> [Task description]:
Each record beneath this line should be returned exactly as it is.

> [Recorded data]:
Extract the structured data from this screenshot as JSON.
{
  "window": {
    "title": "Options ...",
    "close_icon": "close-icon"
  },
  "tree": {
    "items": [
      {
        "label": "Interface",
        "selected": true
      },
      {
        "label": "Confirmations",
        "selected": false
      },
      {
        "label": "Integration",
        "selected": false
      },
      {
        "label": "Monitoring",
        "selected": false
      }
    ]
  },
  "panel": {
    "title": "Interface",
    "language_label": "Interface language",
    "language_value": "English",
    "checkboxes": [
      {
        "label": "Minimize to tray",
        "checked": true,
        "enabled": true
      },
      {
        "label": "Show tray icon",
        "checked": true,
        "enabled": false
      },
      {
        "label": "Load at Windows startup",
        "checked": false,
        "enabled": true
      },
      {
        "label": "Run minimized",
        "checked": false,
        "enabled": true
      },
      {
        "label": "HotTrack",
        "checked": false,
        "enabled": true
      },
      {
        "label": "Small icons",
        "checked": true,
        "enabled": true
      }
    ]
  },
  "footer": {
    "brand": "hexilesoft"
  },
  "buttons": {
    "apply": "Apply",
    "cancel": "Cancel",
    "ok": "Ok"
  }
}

> [Problem solution]:
Extract the structured data from this screenshot as JSON.
{
  "window": {
    "title": "Options ...",
    "close_icon": "close-icon"
  },
  "tree": {
    "items": [
      {
        "label": "Interface",
        "selected": true
      },
      {
        "label": "Confirmations",
        "selected": false
      },
      {
        "label": "Integration",
        "selected": false
      },
      {
        "label": "Monitoring",
        "selected": false
      }
    ]
  },
  "panel": {
    "title": "Interface",
    "language_label": "Interface language",
    "language_value": "English",
    "checkboxes": [
      {
        "label": "Minimize to tray",
        "checked": true,
        "enabled": true
      },
      {
        "label": "Show tray icon",
        "checked": true,
        "enabled": false
      },
      {
        "label": "Load at Windows startup",
        "checked": false,
        "enabled": true
      },
      {
        "label": "Run minimized",
        "checked": false,
        "enabled": true
      },
      {
        "label": "HotTrack",
        "checked": false,
        "enabled": true
      },
      {
        "label": "Small icons",
        "checked": true,
        "enabled": true
      }
    ]
  },
  "footer": {
    "brand": "hexilesoft"
  },
  "buttons": {
    "apply": "Apply",
    "cancel": "Cancel",
    "ok": "Ok"
  }
}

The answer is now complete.